The response so far to my digital media ethics poll has been overwhelming. More than 7,500 votes have been cast so far, with nearly 500 comments posted in the Talkback sections for the introductory post and the poll itself. I plan to keep the voting open at least through the end of the weekend. So if you haven't voted yet, do it soon.
Here's a summary of the results so far, followed by some preliminary analysis:
- The overwhelming majority (96%) think that buying a CD and making a copy for personal use is OK. But 40% think that some types of copies are more acceptable than others. I'm sifting through the comments to see if I can refine that conclusion. Vote or see detailed results here.
- More than four out of five respondents so far think it's wrong to rip a CD to your hard drive and then sell the original CD. More people approve of simple CD sharing among friends.

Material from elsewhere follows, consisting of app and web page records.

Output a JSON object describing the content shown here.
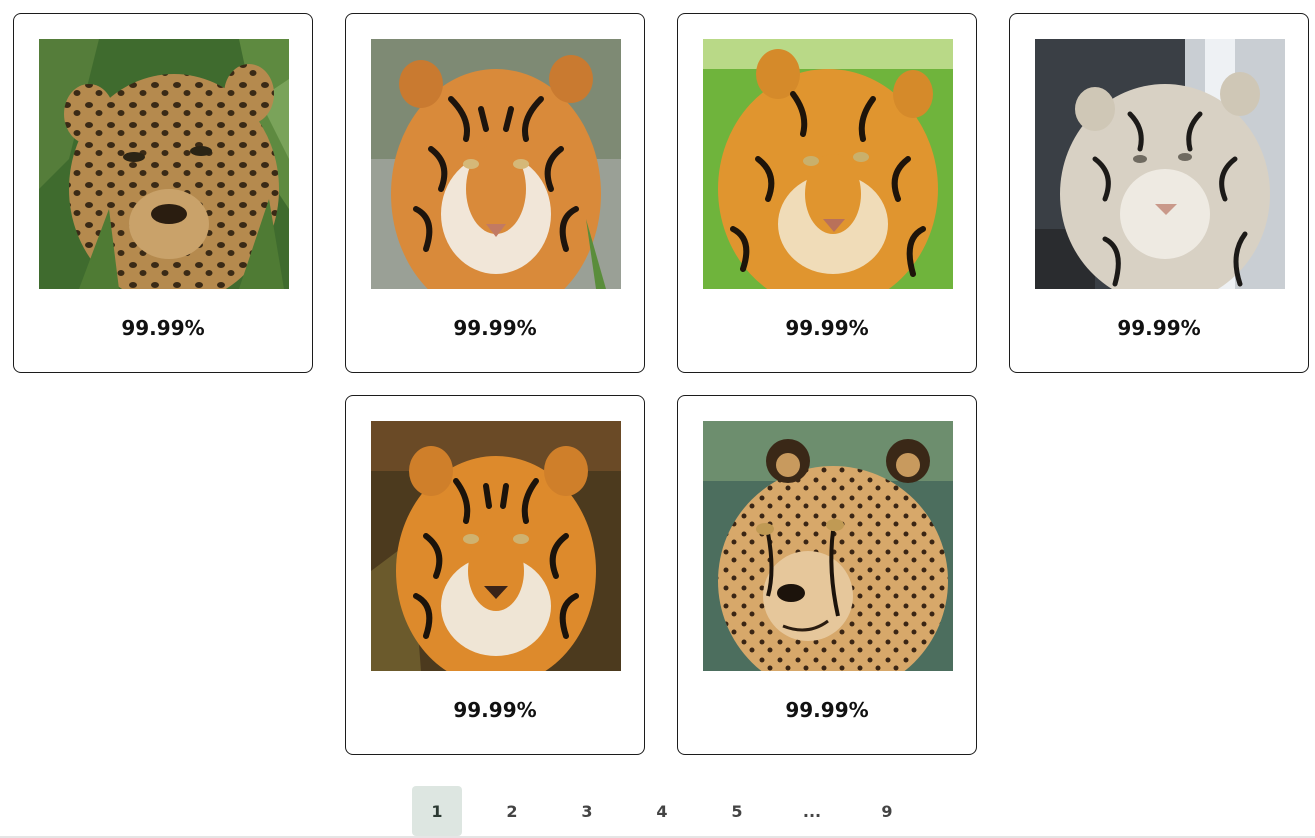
{
  "results": [
    {
      "animal": "leopard",
      "score": "99.99%"
    },
    {
      "animal": "tiger",
      "score": "99.99%"
    },
    {
      "animal": "tiger",
      "score": "99.99%"
    },
    {
      "animal": "white tiger",
      "score": "99.99%"
    },
    {
      "animal": "tiger",
      "score": "99.99%"
    },
    {
      "animal": "cheetah",
      "score": "99.99%"
    }
  ],
  "pagination": {
    "pages": [
      "1",
      "2",
      "3",
      "4",
      "5",
      "...",
      "9"
    ],
    "current": "1"
  },
  "colors": {
    "active_page_bg": "#dde6e1",
    "card_border": "#1c1c1c"
  }
}
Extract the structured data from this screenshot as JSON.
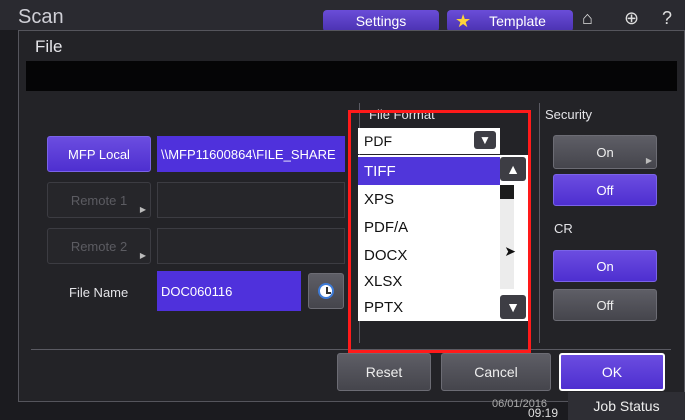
{
  "app": {
    "title": "Scan"
  },
  "topbar": {
    "settings_label": "Settings",
    "template_label": "Template"
  },
  "dialog": {
    "title": "File",
    "destinations": {
      "mfp_local": "MFP Local",
      "mfp_path": "\\\\MFP11600864\\FILE_SHARE",
      "remote1": "Remote 1",
      "remote2": "Remote 2"
    },
    "file_name": {
      "label": "File Name",
      "value": "DOC060116"
    },
    "file_format": {
      "label": "File Format",
      "selected": "PDF",
      "options": [
        "TIFF",
        "XPS",
        "PDF/A",
        "DOCX",
        "XLSX",
        "PPTX"
      ],
      "highlighted": "TIFF"
    },
    "security": {
      "label": "Security",
      "on": "On",
      "off": "Off"
    },
    "ocr": {
      "label_partial": "CR",
      "on": "On",
      "off": "Off"
    },
    "buttons": {
      "reset": "Reset",
      "cancel": "Cancel",
      "ok": "OK"
    }
  },
  "statusbar": {
    "time": "09:19",
    "date_partial": "06/01/2016",
    "job_status": "Job Status"
  },
  "colors": {
    "accent": "#5036da",
    "highlight_box": "#ff1a1a"
  }
}
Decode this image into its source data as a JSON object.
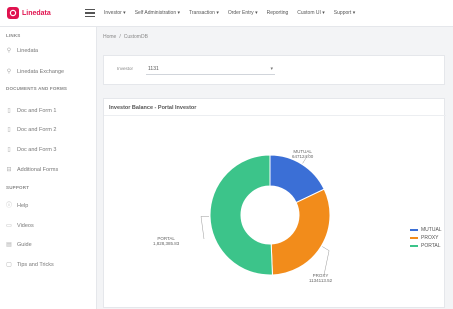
{
  "app": {
    "brand": "Linedata"
  },
  "nav": [
    {
      "label": "Investor ▾"
    },
    {
      "label": "Self Administration ▾"
    },
    {
      "label": "Transaction ▾"
    },
    {
      "label": "Order Entry ▾"
    },
    {
      "label": "Reporting"
    },
    {
      "label": "Custom UI ▾"
    },
    {
      "label": "Support ▾"
    }
  ],
  "sidebar": {
    "sections": [
      {
        "heading": "LINKS",
        "items": [
          {
            "label": "Linedata",
            "icon": "link-icon"
          },
          {
            "label": "Linedata Exchange",
            "icon": "link-icon"
          }
        ]
      },
      {
        "heading": "DOCUMENTS AND FORMS",
        "items": [
          {
            "label": "Doc and Form 1",
            "icon": "document-icon"
          },
          {
            "label": "Doc and Form 2",
            "icon": "document-icon"
          },
          {
            "label": "Doc and Form 3",
            "icon": "document-icon"
          },
          {
            "label": "Additional Forms",
            "icon": "forms-icon"
          }
        ]
      },
      {
        "heading": "SUPPORT",
        "items": [
          {
            "label": "Help",
            "icon": "help-icon"
          },
          {
            "label": "Videos",
            "icon": "video-icon"
          },
          {
            "label": "Guide",
            "icon": "guide-icon"
          },
          {
            "label": "Tips and Tricks",
            "icon": "tips-icon"
          }
        ]
      }
    ]
  },
  "breadcrumb": {
    "home": "Home",
    "sep": "/",
    "current": "CustomDB"
  },
  "filter": {
    "label": "Investor",
    "value": "1131"
  },
  "card": {
    "title": "Investor Balance - Portal Investor"
  },
  "colors": {
    "accent": "#e0134f",
    "mutual": "#3b6fd6",
    "proxy": "#f28c1b",
    "portal": "#3cc48a"
  },
  "chart_data": {
    "type": "pie",
    "donut": true,
    "title": "",
    "series": [
      {
        "name": "MUTUAL",
        "value": 647124.0,
        "label": "MUTUAL",
        "value_label": "647124.00",
        "color": "#3b6fd6"
      },
      {
        "name": "PROXY",
        "value": 1134113.52,
        "label": "PROXY",
        "value_label": "1134113.52",
        "color": "#f28c1b"
      },
      {
        "name": "PORTAL",
        "value": 1828385.83,
        "label": "PORTAL",
        "value_label": "1,828,385.83",
        "color": "#3cc48a"
      }
    ],
    "legend_position": "right"
  }
}
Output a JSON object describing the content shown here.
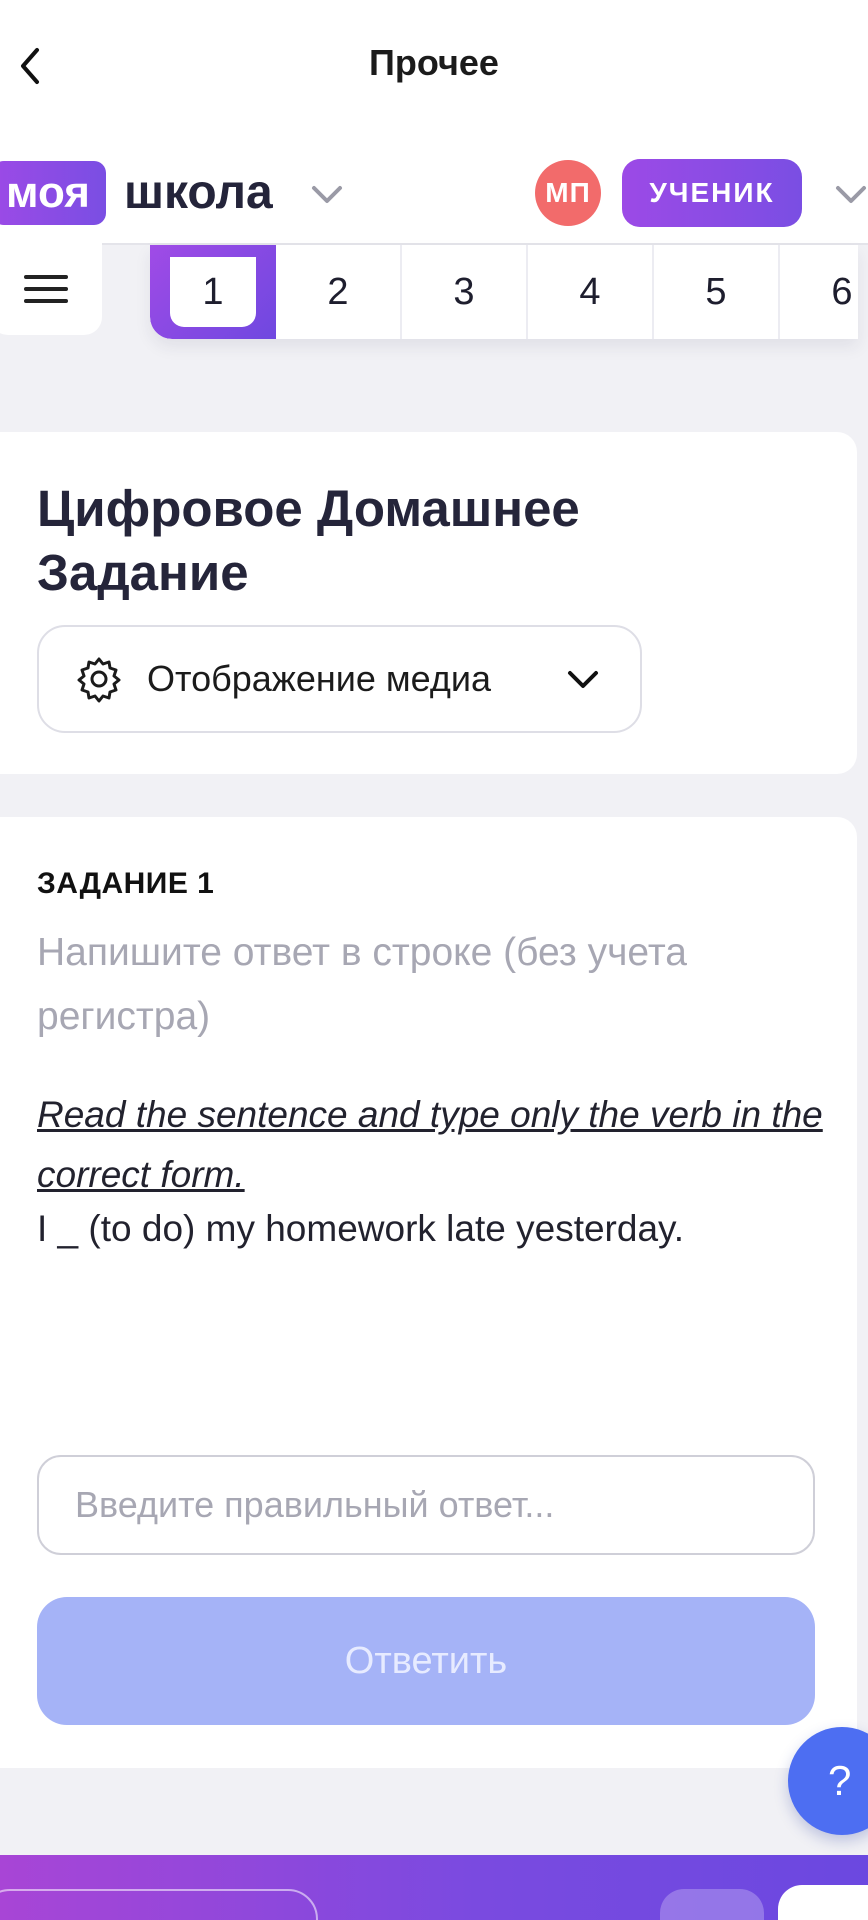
{
  "topbar": {
    "title": "Прочее",
    "back_icon": "chevron-left-icon"
  },
  "header": {
    "logo_part1": "моя",
    "logo_part2": "школа",
    "avatar_initials": "МП",
    "role": "УЧЕНИК",
    "accent_color": "#8a4ae4",
    "avatar_color": "#f26b6b"
  },
  "question_nav": {
    "menu_icon": "hamburger-menu-icon",
    "items": [
      "1",
      "2",
      "3",
      "4",
      "5",
      "6"
    ],
    "active": "1"
  },
  "homework": {
    "title": "Цифровое Домашнее Задание",
    "media_toggle": {
      "icon": "gear-icon",
      "label": "Отображение медиа"
    }
  },
  "task": {
    "label": "ЗАДАНИЕ 1",
    "hint": "Напишите ответ в строке (без учета регистра)",
    "instruction": "Read the sentence and type only the verb in the correct form.",
    "sentence": "I _ (to do) my homework late yesterday.",
    "input_placeholder": "Введите правильный ответ...",
    "input_value": "",
    "submit_label": "Ответить",
    "submit_color": "#a5b3f7"
  },
  "help_button": {
    "label": "?"
  }
}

I'm struck, though, by a significant gap in perceptions: A total of 32% of respondents think it's always or sometimes OK to buy a CD and make a copy to give to a friend. But 41% think it's OK to borrow a friend's CD and rip it to your hard drive. I'm not sure I see the distinction. Do you? Vote or see detailed results here. Then add your comment in the Talkback section.
- A large majority (82%) believe that stripping copy protection (DRM) from purchased music files is perfectly OK. On the other hand, three out of four readers think it's wrong to copy a rented DVD. Vote or see detailed results here.
- And finally, 75% of you think it's just fine to download a torrent of a recorded TV show from a broadcast network, but a significant percentage (34-42%) think the rules should be different for premium services like HBO or for programs that are available through authorized channels. Vote or see detailed results here.
The entertainment industry wants you to believe that making a copy of a music CD or a DVD for a friend is digital shoplifting (or, in their cringe-worthy neologism, "songlifting"). Based on the preliminary results of this poll, with more than 40% of respondents giving a thumbs-up to some forms of casual copying among friends, the RIAA is clearly losing that battle of ideas. And the technically savvy ZDNet readership might be more sympathetic to the RIAA's position than the rest of the market; a 2006 Los Angeles Times/Bloomberg News survey found that 69% of the teenagers they polled think it's not just right but it's legal to copy a CD from a friend.
I'll have some more thoughts on why the entertainment industry has done such a crappy job of coping with the analog-to-digital conversion next week, with a much more detailed look at this poll's final results and your comments.